1. “Happy to help!”
Not every customer will tell you that they are walking away unhappy — in fact, few will. They’ll just walk away.
To address this concern, think about “closing” a customer service conversation, in a similar vein to a sales rep. For support, closing means ensuring that the customer is satisfied. Ending your emails without a closing message can be risky, as it’s not inviting the customer to share further issues.
Those are issues you sincerely want to hear about. For an outspoken person like myself, it was initially hard for me to understand why some people might just slink away without bringing up additional problems. Maybe they don’t want to be a burden, or maybe they think you don’t care. Whatever the reason, you need to let them know that you’d be happy to hear them out.
That’s why I end 99% of my messages with, “Let me know if there’s anything else I can do for you.

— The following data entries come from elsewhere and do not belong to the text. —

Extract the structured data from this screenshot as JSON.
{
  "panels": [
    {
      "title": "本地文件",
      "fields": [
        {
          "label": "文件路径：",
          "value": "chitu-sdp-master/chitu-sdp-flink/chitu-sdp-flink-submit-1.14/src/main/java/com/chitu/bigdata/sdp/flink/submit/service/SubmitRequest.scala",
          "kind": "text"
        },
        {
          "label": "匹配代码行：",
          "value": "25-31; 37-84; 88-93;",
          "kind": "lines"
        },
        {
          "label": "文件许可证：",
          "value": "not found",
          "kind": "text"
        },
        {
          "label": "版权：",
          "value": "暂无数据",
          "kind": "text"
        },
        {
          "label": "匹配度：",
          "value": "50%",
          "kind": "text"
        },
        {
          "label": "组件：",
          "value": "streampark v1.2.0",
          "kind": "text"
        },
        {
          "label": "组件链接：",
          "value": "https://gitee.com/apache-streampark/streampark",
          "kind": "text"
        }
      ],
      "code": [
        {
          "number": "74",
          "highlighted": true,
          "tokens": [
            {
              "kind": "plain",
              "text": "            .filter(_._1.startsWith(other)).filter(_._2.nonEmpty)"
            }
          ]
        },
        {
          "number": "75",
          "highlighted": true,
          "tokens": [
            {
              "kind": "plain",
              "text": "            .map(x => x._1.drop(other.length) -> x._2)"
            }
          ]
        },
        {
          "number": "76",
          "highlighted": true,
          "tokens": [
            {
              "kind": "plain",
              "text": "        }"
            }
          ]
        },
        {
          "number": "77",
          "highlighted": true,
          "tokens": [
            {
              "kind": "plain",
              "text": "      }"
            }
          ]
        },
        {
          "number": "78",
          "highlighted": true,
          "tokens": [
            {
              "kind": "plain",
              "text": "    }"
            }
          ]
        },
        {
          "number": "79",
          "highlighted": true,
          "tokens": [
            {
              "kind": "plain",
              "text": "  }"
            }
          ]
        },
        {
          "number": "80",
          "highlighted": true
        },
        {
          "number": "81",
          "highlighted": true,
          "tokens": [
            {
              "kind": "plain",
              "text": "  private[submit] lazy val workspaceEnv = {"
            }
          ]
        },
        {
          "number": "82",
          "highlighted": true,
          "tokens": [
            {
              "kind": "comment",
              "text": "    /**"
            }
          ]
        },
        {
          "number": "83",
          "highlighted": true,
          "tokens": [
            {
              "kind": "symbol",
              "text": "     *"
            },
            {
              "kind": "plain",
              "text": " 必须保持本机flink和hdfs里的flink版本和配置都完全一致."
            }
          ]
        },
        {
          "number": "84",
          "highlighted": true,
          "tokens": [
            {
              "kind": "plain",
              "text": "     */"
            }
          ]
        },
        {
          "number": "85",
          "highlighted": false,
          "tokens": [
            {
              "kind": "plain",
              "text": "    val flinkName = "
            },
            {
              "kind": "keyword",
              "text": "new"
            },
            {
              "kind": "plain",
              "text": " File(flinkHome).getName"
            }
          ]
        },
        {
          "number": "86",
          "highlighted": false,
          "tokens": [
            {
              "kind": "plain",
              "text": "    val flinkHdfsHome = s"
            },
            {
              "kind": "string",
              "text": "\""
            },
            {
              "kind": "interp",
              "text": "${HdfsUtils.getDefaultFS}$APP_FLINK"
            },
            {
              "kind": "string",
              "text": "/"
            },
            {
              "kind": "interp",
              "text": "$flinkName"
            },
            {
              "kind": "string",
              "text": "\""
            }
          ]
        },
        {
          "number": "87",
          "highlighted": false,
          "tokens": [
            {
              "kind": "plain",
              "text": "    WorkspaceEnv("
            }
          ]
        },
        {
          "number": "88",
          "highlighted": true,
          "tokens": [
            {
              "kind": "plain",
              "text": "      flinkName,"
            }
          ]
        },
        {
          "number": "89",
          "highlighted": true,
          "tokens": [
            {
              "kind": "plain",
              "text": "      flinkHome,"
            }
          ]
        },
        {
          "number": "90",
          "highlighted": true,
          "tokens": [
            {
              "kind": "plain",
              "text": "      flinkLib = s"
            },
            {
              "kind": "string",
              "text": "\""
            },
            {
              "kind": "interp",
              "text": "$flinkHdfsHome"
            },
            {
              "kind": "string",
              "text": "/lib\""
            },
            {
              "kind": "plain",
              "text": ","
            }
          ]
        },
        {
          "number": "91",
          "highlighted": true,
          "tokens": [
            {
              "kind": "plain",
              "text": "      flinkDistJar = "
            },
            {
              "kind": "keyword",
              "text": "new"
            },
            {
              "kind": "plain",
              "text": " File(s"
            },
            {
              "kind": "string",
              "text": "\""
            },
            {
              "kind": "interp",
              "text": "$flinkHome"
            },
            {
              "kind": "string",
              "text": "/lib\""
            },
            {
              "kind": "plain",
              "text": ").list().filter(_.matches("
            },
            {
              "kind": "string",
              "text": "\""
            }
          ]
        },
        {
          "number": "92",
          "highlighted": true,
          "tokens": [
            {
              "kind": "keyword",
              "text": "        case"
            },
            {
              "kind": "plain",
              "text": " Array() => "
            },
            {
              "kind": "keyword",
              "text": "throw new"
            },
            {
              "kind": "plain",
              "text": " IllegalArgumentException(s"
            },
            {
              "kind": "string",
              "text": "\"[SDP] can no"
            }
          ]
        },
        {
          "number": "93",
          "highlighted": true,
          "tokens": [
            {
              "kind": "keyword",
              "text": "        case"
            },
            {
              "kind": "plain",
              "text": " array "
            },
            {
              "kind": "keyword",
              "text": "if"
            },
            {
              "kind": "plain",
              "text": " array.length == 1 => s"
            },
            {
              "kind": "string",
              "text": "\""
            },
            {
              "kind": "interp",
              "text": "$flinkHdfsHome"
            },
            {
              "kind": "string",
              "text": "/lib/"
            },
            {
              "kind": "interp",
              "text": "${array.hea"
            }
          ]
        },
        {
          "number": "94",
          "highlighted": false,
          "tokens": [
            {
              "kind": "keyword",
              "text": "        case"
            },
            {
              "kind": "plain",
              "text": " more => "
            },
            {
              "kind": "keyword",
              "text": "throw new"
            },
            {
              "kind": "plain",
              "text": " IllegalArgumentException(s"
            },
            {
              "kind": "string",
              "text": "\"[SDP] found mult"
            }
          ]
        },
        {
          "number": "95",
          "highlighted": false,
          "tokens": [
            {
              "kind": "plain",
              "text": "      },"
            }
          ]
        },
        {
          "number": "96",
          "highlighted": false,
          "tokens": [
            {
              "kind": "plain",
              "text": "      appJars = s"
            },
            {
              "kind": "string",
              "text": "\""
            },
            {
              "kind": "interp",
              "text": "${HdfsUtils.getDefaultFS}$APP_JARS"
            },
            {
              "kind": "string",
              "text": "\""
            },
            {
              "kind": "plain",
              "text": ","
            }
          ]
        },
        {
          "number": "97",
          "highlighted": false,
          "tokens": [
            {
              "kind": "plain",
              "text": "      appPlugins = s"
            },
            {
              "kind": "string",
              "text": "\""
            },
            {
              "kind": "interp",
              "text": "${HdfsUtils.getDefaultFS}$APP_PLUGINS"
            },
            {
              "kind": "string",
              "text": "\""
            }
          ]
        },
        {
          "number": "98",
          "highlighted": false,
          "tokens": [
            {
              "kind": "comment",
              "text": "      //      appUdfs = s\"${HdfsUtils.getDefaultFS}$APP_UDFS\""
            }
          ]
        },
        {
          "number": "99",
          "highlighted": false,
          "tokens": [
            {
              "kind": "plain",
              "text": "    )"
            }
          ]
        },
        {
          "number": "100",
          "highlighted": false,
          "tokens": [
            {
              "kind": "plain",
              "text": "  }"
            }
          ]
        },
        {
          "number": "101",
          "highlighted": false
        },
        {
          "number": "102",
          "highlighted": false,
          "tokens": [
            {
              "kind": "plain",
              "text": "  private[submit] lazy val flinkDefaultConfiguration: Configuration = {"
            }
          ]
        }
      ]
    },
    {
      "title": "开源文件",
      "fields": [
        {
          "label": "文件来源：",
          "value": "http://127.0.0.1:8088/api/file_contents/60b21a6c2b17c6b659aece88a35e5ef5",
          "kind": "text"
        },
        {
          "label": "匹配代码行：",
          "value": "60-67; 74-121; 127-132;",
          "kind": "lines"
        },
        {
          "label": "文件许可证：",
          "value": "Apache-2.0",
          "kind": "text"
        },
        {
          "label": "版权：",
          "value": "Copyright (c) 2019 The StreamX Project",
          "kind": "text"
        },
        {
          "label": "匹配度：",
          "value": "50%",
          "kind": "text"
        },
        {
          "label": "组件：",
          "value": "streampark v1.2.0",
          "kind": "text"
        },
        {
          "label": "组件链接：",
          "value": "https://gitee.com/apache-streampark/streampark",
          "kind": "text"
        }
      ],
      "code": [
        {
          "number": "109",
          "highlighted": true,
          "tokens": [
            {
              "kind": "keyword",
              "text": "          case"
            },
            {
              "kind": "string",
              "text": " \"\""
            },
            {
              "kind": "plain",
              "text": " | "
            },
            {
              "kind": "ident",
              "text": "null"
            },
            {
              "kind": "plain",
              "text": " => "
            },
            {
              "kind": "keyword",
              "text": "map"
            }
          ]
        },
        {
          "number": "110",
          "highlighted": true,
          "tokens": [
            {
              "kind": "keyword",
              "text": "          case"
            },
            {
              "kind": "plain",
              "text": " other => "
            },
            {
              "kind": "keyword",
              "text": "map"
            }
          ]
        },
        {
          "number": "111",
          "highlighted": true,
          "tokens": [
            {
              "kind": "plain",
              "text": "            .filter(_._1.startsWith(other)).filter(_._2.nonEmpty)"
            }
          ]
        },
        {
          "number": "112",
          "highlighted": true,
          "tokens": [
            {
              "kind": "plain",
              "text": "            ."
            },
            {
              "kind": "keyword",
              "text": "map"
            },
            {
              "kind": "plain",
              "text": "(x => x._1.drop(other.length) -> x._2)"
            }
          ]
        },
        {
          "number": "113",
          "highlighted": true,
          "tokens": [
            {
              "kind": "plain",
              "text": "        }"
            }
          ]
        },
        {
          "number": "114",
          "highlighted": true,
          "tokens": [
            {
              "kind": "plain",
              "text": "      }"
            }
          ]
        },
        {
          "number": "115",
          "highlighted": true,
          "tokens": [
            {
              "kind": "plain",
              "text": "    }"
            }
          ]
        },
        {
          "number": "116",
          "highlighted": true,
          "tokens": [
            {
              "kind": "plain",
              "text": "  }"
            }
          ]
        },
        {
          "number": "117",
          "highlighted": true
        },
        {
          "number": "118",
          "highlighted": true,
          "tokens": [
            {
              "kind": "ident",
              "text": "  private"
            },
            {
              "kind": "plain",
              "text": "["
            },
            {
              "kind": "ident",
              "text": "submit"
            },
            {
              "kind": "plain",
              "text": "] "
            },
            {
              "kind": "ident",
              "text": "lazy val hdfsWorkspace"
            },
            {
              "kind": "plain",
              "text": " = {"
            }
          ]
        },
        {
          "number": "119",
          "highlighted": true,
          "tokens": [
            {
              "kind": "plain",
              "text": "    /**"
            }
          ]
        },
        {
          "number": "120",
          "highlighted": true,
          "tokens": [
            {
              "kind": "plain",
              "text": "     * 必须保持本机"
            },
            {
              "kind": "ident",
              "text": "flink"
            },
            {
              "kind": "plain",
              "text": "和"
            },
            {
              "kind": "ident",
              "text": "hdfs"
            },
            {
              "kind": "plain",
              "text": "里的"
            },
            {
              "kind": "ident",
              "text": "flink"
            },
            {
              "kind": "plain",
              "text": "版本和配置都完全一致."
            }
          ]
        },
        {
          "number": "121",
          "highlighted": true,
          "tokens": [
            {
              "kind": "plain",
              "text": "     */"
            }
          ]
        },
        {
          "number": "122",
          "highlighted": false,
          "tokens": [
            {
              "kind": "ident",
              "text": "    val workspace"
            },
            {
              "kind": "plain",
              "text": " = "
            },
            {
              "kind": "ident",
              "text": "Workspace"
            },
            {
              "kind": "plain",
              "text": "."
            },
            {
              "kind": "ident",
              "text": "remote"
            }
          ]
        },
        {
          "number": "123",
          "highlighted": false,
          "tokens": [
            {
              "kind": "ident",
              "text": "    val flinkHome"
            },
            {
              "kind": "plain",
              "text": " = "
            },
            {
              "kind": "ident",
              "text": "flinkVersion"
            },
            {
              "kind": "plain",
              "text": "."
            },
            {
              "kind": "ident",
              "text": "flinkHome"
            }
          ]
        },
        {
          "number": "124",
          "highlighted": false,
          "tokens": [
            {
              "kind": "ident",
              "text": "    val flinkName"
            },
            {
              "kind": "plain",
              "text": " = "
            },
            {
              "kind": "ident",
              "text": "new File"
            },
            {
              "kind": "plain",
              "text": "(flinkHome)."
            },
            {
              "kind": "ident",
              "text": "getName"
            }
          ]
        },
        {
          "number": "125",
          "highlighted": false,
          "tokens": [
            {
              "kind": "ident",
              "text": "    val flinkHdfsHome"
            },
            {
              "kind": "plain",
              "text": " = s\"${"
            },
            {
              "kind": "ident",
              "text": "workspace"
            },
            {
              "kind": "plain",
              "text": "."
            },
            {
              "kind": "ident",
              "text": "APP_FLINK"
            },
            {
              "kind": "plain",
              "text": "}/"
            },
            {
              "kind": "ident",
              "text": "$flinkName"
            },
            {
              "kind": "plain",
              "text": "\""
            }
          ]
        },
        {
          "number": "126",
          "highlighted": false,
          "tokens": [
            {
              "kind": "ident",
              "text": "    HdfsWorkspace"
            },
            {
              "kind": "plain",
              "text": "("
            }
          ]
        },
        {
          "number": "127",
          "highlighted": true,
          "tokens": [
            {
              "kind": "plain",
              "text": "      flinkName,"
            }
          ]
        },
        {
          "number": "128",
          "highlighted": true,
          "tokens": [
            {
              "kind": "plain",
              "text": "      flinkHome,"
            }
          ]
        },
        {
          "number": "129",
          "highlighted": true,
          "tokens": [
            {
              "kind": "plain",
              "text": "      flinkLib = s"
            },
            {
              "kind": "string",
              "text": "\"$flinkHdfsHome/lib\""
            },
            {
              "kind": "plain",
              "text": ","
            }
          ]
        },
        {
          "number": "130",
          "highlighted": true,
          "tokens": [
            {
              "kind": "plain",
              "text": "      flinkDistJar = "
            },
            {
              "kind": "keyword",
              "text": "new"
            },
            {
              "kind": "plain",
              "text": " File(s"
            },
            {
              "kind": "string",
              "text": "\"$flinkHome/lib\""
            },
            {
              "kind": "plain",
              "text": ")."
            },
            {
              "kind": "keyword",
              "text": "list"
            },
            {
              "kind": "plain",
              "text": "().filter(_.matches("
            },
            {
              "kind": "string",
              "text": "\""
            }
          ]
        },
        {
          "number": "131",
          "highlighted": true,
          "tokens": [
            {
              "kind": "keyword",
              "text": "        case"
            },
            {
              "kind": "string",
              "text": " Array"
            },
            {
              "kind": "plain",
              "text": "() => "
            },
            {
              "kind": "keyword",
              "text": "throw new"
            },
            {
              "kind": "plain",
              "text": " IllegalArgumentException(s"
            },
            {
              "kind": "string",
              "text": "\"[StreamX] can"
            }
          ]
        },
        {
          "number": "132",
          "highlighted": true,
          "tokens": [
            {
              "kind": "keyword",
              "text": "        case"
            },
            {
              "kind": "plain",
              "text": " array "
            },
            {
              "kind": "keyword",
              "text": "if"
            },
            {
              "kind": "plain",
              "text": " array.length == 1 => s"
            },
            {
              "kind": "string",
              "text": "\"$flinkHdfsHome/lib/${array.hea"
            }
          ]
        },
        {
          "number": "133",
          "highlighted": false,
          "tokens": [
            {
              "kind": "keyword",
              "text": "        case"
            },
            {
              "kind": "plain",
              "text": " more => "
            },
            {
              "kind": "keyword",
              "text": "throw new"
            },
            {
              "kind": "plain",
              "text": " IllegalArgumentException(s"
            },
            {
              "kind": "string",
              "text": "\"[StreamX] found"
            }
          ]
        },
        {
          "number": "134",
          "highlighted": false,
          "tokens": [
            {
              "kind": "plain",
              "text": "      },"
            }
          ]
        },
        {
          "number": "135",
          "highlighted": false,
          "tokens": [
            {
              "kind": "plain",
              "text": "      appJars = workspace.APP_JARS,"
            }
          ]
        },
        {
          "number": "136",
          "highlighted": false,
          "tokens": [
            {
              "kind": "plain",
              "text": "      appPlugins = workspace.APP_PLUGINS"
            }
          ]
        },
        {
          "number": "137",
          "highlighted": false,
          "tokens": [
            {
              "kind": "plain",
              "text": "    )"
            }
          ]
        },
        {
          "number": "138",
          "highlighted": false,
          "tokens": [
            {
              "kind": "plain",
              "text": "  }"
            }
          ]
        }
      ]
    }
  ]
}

I’m happy to help.” It’s my way of saying that it would be my pleasure to assist with any lingering concerns that may have cropped up, or answer any questions they may feel are “dumb.” There are no dumb questions in support.
2. “I understand how [blank] that must be.”
What’s with the blank?
What you use in that blank will greatly affect the tone of your message; one that is obviously being used with an upset customer.
Here’s a quick personal story: I ordered a birthday gift for a friend of mine from a hobby site. Usually, I couldn’t care less about whether something ships on time — I’m patient and forgetful, the perfect customer.
However, this order was botched beyond belief. I was charged for and sent two orders instead of one, it was sent to my house when I specified my friend’s address, and as the cherry on top, it was sent late. The support person’s response when I emailed in: “I understand how annoying that must be.”
I’m sorry, I was beyond annoyed. I was upset, and she should have known to empathize with how upsetting that must be for me. I know, I know — boo hoo. But upset customers are driven by emotion, not logic, as I was in that instance. I felt like I had let my friend down, and it made me frustrated in a situation I otherwise would have brushed off.
Use this customer service phrase often and thoughtfully — read the customer’s mood and relate with how he or she feels. Great support is defined by genuine empathy.
3. “As much as I’d love to help ...”
There comes a time when the only answer is “no.” Some requests just aren’t feasible. While some hand-holding is fine, it can do more harm than good if it leads to stringing a customer along.
But imagine answering a genuinely enthusiastic request with a blunt “no.” That stings. Stay firm but kind by letting them know you’d like to help, but it’s just not possible in this situation.
It’s never fun to say, "We can’t do that," but just as you have to bite the bullet and say “no” to feature requests, you sometimes have to turn down a service request. But you can at least do it nicely.